Tuesday, March 11, 2008

Daily Lenten Meditation

Each day in Lent, I post a meditation from one of our parishioners. Their names are not listed to protect their privacy

Lessons for the Day:  Exodus 5:1-6:1;  1 Corinthians 14:20-33a, 39-40;  Mark 9:42-50

Today’s Gospel reading is from Mark, chapter 9, verses 42-50. I read it and groaned, because it is a hard one. It says, among other things, “And if your eye causes you to sin, pluck it out; it is better for you to enter the kingdom of God with one eye than with two eyes to be thrown into hell.” (v.47)  I read this, and thought about it, and kept coming up empty. I started looking up alternate translations.
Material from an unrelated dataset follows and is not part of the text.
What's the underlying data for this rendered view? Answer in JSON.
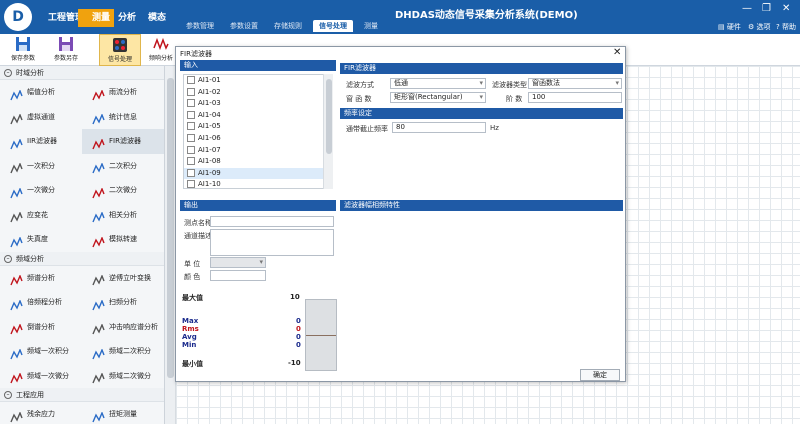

I learned a few things: like, the word in the Greek for “to sin” in this passage is from the same word that is the root for “scandal”; and that other translations of this passage have said not “to sin,” but “to stumble” or “be your undoing.”  So, if your eye causes you to stumble (in the faith), or is the cause of your undoing, then pluck it out. 

Reading all of this made me think about my work; I got a new, very demanding job about three and a half years ago, and it was a rough transition to full time work from having been a student and part time worker for a long time. Does this mean, my uncomfortable conscience immediately wondered: if my work is causing me to be irritable, brittle, and unloving with my myself and those around me (and it was and sometimes still does), should I “pluck out” my job, i.e., should I quit? Jesus is known for his stark statements, especially in Mark. It seemed quite extreme, like throwing the baby out with the bathwater. I have spent the last few years wondering about the place that my work should have in my life, family, and faith. At times I burned with a fierce commitment to total obedience to this kind of biblical order: get rid of the thing that is causing you to stumble, to sin, to be your undoing. Quit. But I kept hesitating. In the end, I didn’t quit. However, I have re-oriented myself to my work. I realized that it was not the job per se that was causing me to stumble; it was my attitude toward my job. It was a selfish attitude that took it too seriously and forgot that God’s power is greater than any scary assignment or fast-paced schedule. I am glad I waited to think and pray about this before “plucking” it out of my life. 

Another verse in this reading is, “For every one will be salted with fire. Salt is good; but if the salt has lost its saltness, how will you season it?” I only had vague notions of what Jesus meant by this reference to salt. I knew that salt had been used in earlier days as a form of payment, thus our word “salary” comes from the word for salt. But this didn’t seem to be what Jesus was talking about. Then there’s salt as a leavening agent for bread, or salt as a means of preserving meat. 

I liked the idea of being salty in the way of leavening – this could mean, “Lighten up, since God is in control, not you!” Then a sermon I found on this text taught me that in the temple in Jerusalem, salt was added to the temple sacrifices as they were being burned (Lev. 2:13; Ezek. 43:24), leading the preacher to conclude that “being salted with fire suggests that being a true follower of Jesus means being wholly dedicated to God, in other words, a living sacrifice—just like Jesus.”  He went on to say,


After all, what is the most common reason we sin? Isn’t it because we are feeling bad about ourselves, and we want a quick and easy way to make ourselves feel good? Guilt, shame and fear—they just make us feel worse, thereby making us more susceptible to the lure of temptation. No, the only thing stronger than the power of sin at work in us is the power of love: love born in us by the gift of the Holy Spirit writing on our hearts the assurance that God loves us and that nothing can separate us from him; love nurtured and strengthened in us by seeing that God is always there with us in all the ups and downs of our earthly life…. Love from God, love for God, love for others, love for ourselves, the fire of this love is what makes Christians salty. It is a love that does not come from this world. And it is a love that the world cannot take away. 

I love what this preacher said. It gives me great comfort and inspiration. However, there is no getting away from the fact that this passage sobers me. I pray I will always be ready to ask God for the courage necessary to remove myself from anything that separates me from the love of God, and from the salty, sacrificial sense of humor that springs from faith.

Both quotes in this meditation come from a sermon preached by the Rev. Ashley Null, October 16, 2005, at The Falls Church, Virginia.